Helping young people rise above the pressures of daily life is more important now than ever. Around the world, at least 1 in 10 children and young people are affected by mental health conditions. Those with intellectual disabilities are 4 to 5 times more likely to develop mental health issues. The pain of labels, social stigma, rejection and abuse can tip people over the edge. How can you help your child develop resilience and thrive amidst adversity? Parents of Special Olympics athletes share their experiences on how they raised resilient children.
- Provide them space to discover their talents
“I’m so proud of my child. It’s never crossed my mind to hide him from the world. Get to know him and you’ll realize how kind, sociable, fun and loving he is,” says Marcia Lai of her son, Filmer, who was shunned by people because of his intellectual disability.
When Marcia discovered Filmer’s love for cakes, she decided to teach him to bake instead of simply buying him desserts. They experimented with recipes at home, and shared their cakes with friends and relatives. Filmer has a disability with his left hand, and struggled with tasks like cutting fruits, cracking an egg or folding the batter. Marcia sourced suitable equipment to help him with these tasks. After years of practice and encouragement, Filmer is now a confident and competent baker. What started as a hobby has even grown into a full-fledged online business known as Filmer’s Chiffon Cakes.
- Allow them to fight their own battles

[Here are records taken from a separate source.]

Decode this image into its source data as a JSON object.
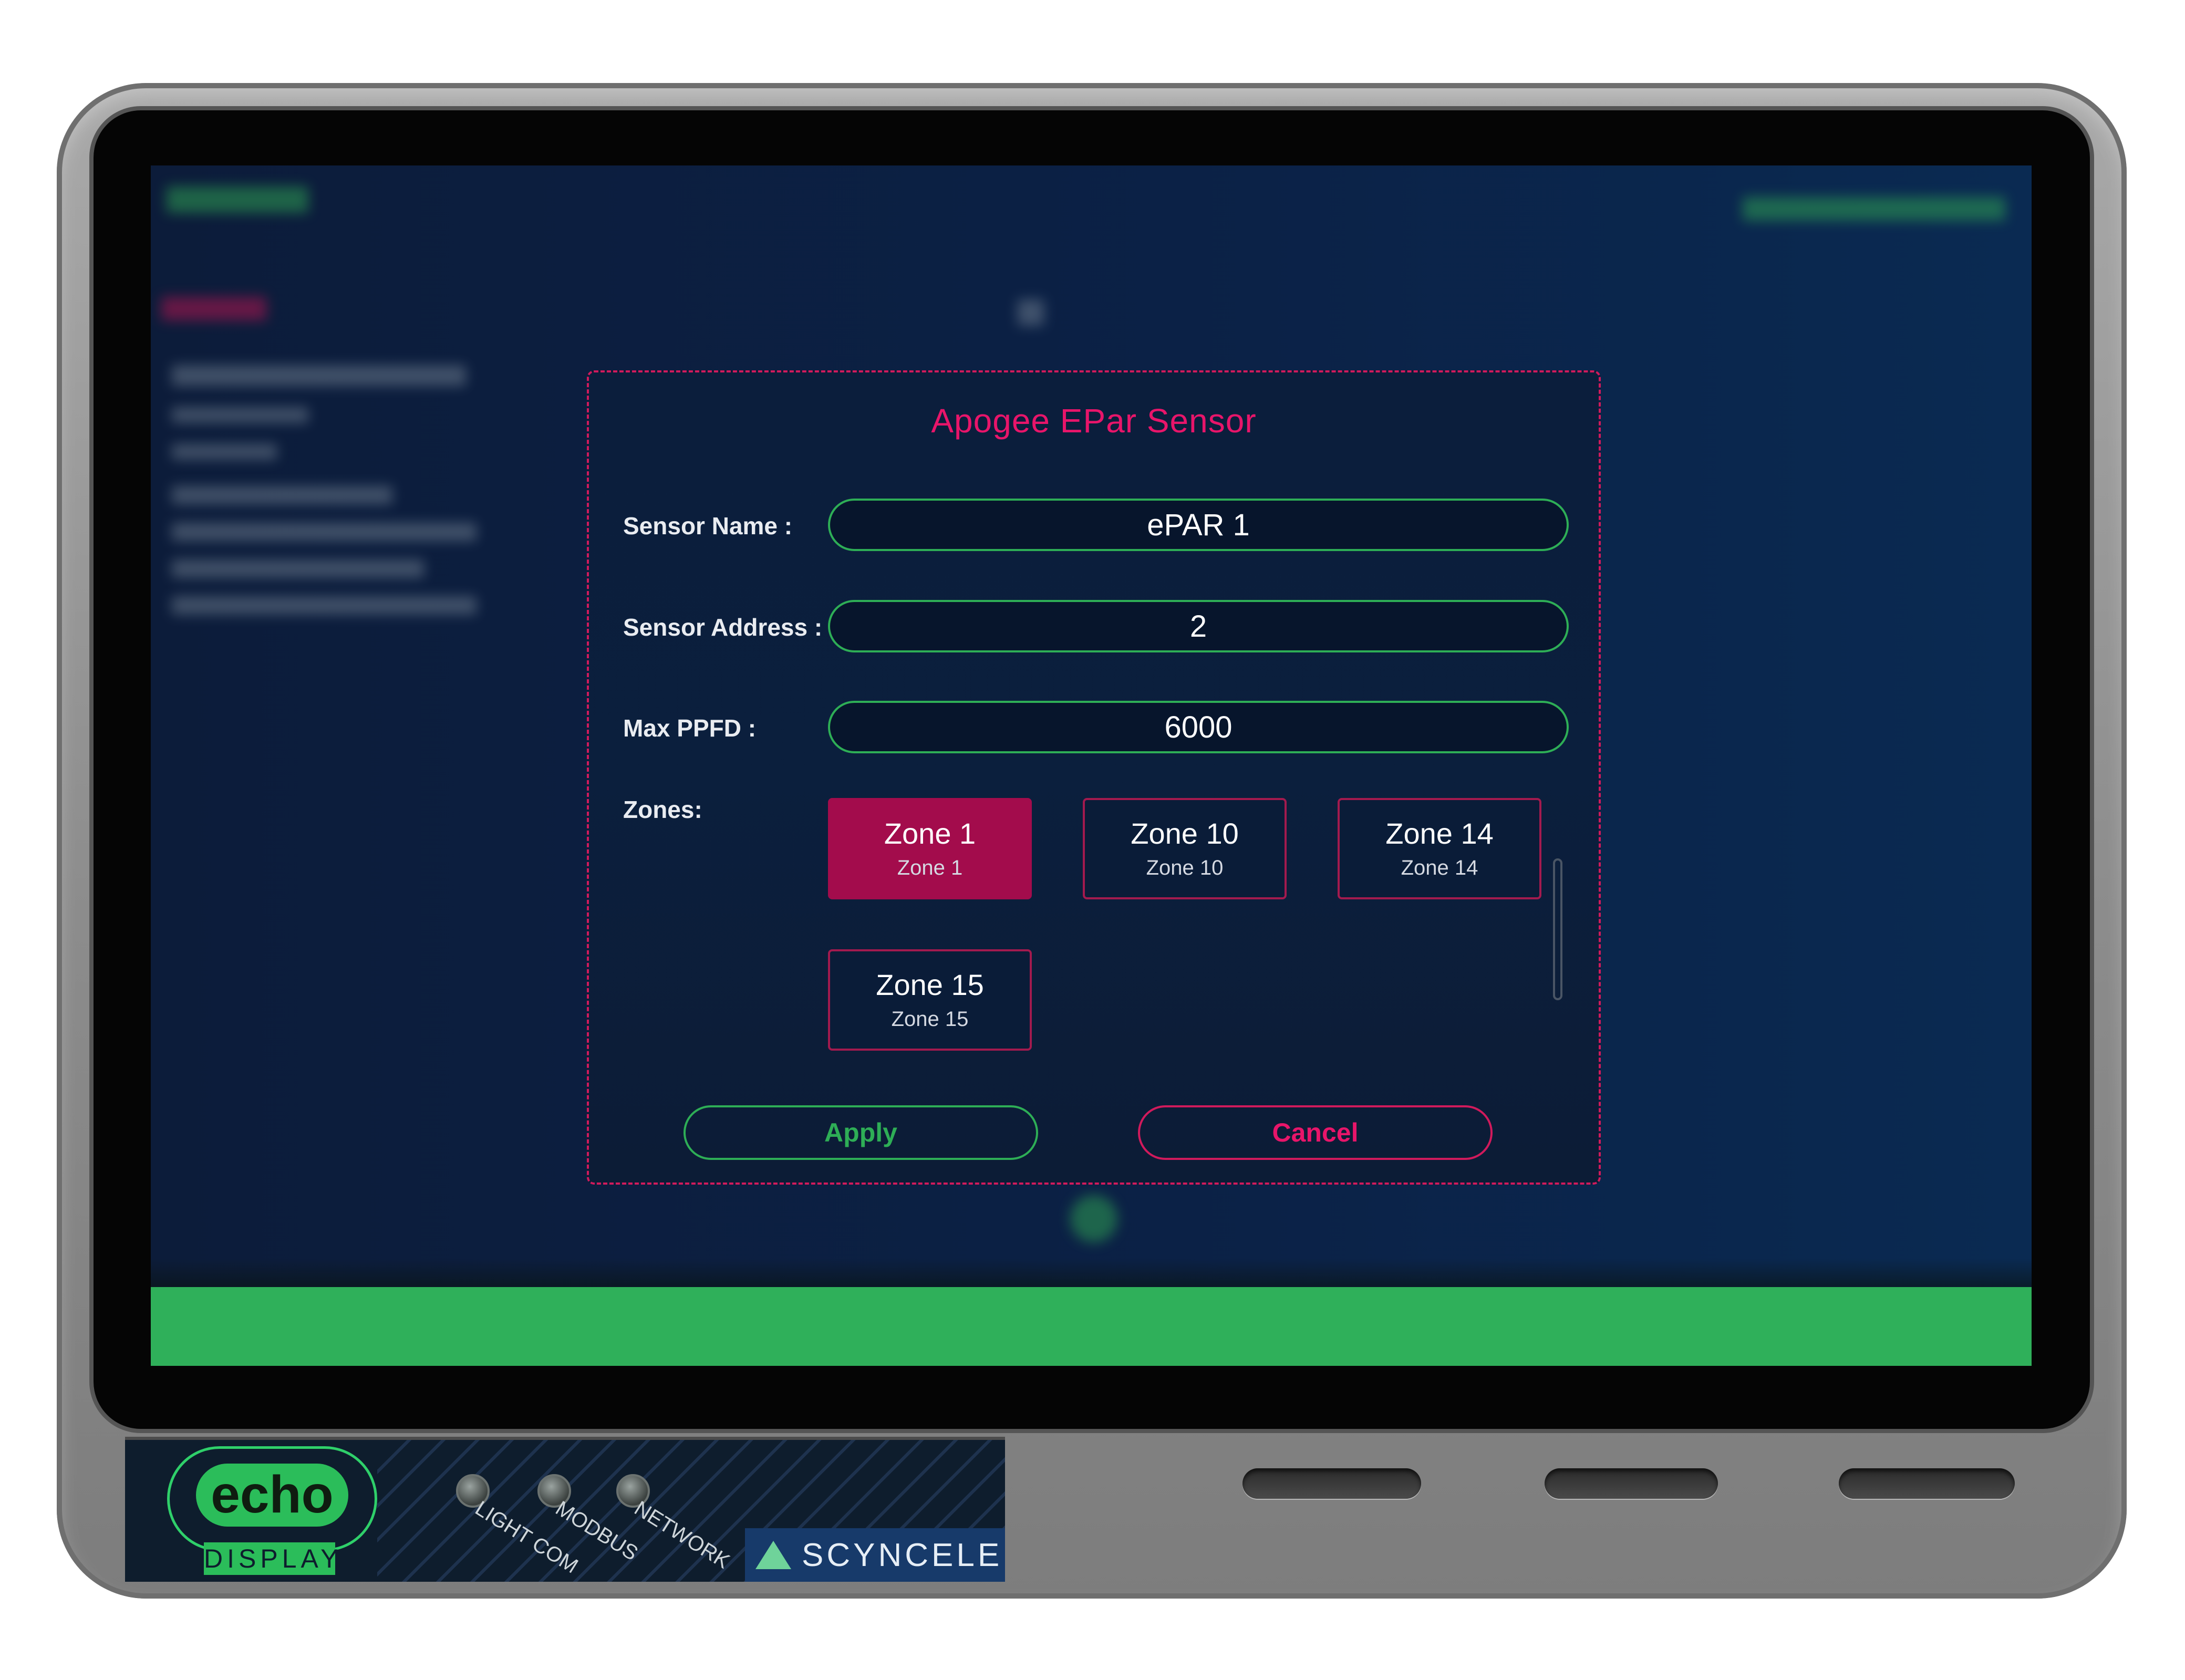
{
  "dialog": {
    "title": "Apogee EPar Sensor",
    "fields": {
      "sensor_name": {
        "label": "Sensor Name :",
        "value": "ePAR 1"
      },
      "sensor_address": {
        "label": "Sensor Address :",
        "value": "2"
      },
      "max_ppfd": {
        "label": "Max PPFD :",
        "value": "6000"
      }
    },
    "zones_label": "Zones:",
    "zones": [
      {
        "name": "Zone 1",
        "sub": "Zone 1",
        "selected": true
      },
      {
        "name": "Zone 10",
        "sub": "Zone 10",
        "selected": false
      },
      {
        "name": "Zone 14",
        "sub": "Zone 14",
        "selected": false
      },
      {
        "name": "Zone 15",
        "sub": "Zone 15",
        "selected": false
      }
    ],
    "apply_label": "Apply",
    "cancel_label": "Cancel"
  },
  "device": {
    "logo_text": "echo",
    "badge_text": "DISPLAY",
    "leds": [
      "LIGHT COM",
      "MODBUS",
      "NETWORK"
    ],
    "brand": "SCYNCELED"
  },
  "colors": {
    "accent_green": "#2eae56",
    "accent_pink": "#e8156a",
    "selected_zone": "#a30c4c",
    "screen_bg": "#0b2146"
  }
}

Akiko and Chips Guevara give their 5-year-old daughter Sachiko, who has Down Syndrome, the same opportunities and experiences as her two older brothers.
“Noah and Elijah are typical boys and play rough with each other. They don’t treat Sachiko any differently. In fact, she is totally able to hold her own, and sometimes we find Elijah crying because she had bitten him or pounced on him,” says Akiko. “The boys are her best friends and therapy. She sees them climb the bunk bed and just follows right behind. They are really good brothers to her, though I think in the end, she may be the ‘boss’!”

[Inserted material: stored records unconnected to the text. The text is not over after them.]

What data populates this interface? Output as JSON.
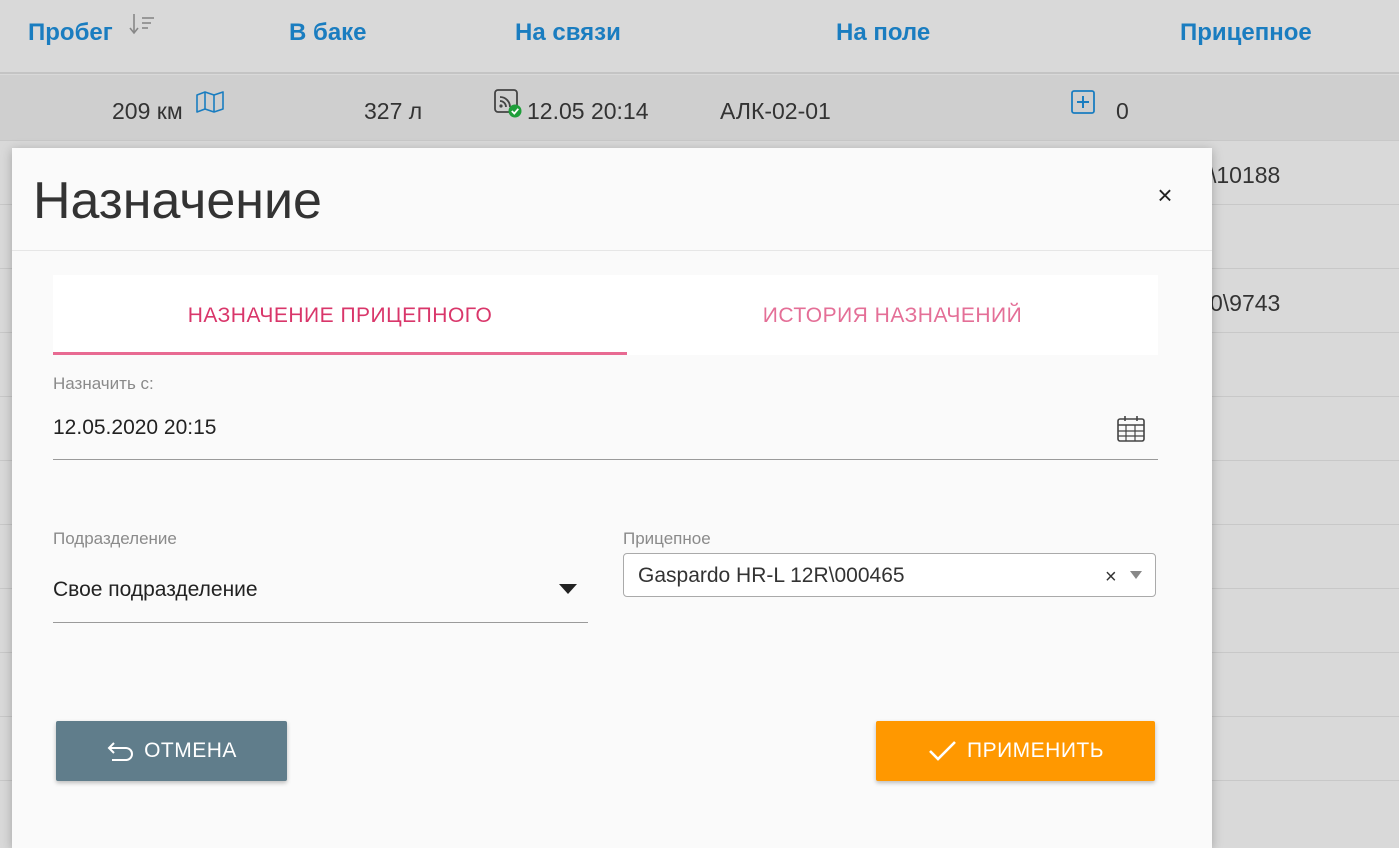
{
  "table": {
    "headers": {
      "mileage": "Пробег",
      "fuel": "В баке",
      "online": "На связи",
      "field": "На поле",
      "trailer": "Прицепное"
    },
    "row1": {
      "mileage": "209 км",
      "fuel": "327 л",
      "online": "12.05 20:14",
      "field": "АЛК-02-01",
      "trailer_count": "0"
    },
    "partial_cells": {
      "row2_trailer": "\\10188",
      "row4_trailer": "0\\9743"
    }
  },
  "modal": {
    "title": "Назначение",
    "close": "×",
    "tabs": [
      {
        "label": "НАЗНАЧЕНИЕ ПРИЦЕПНОГО",
        "active": true
      },
      {
        "label": "ИСТОРИЯ НАЗНАЧЕНИЙ",
        "active": false
      }
    ],
    "assign_from": {
      "label": "Назначить с:",
      "value": "12.05.2020 20:15"
    },
    "department": {
      "label": "Подразделение",
      "value": "Свое подразделение"
    },
    "trailer": {
      "label": "Прицепное",
      "value": "Gaspardo HR-L 12R\\000465",
      "clear": "×"
    },
    "buttons": {
      "cancel": "ОТМЕНА",
      "apply": "ПРИМЕНИТЬ"
    }
  },
  "colors": {
    "header_link": "#1a7dc0",
    "tab_active": "#d9366a",
    "cancel_button": "#607d8b",
    "apply_button": "#ff9800",
    "online_ok": "#1e9e3a"
  }
}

- Be a positive role model
Noraini Amin wants her youngest daughter Hadbaa, who has Down Syndrome, to have the courage to pursue her passions, no matter what others say. She teaches Hadbaa resilience by setting a good example, and not reacting emotionally to naysayers.
“I remember an incident when we were in an elevator with a young couple with a child. Hadbaa was only 3. The child pointed at Hadbaa and said, ‘Why does she look like that? What’s wrong with her?’ I was shocked when the parents turned away from us quite rudely, and told the child not to look at Hadbaa. I stared at them in silence, not knowing what to say,” recalls Noraini. “Hadbaa’s siblings were indignant and furious, but I told them not to retaliate. It would affect Hadbaa. These days, we ignore all these stares and whispers. I refuse to let the judgment of others affect how we live our lives.”

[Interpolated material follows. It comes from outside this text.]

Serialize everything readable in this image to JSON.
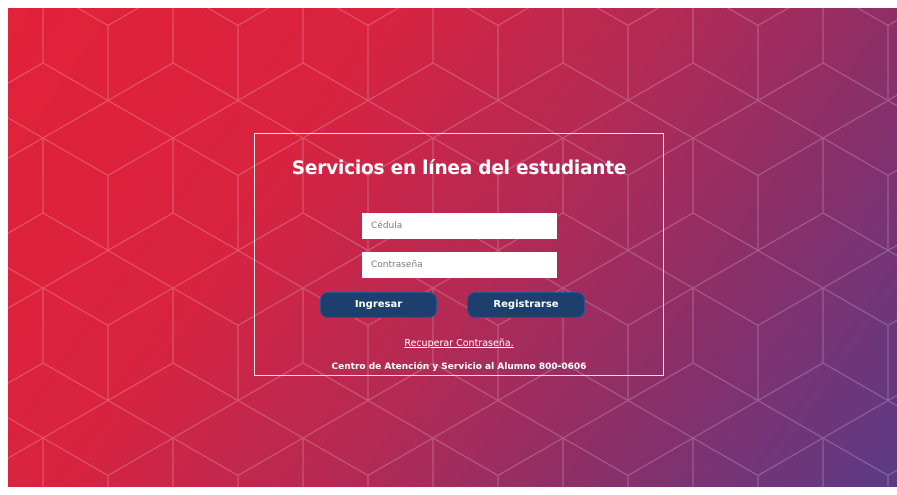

We celebrate all parents who teach their children never to give up, standing strong while fighting for a more inclusive world. Support us in our cause, and find out how you can be an ally by following @humanraceasia and @soasiapacific.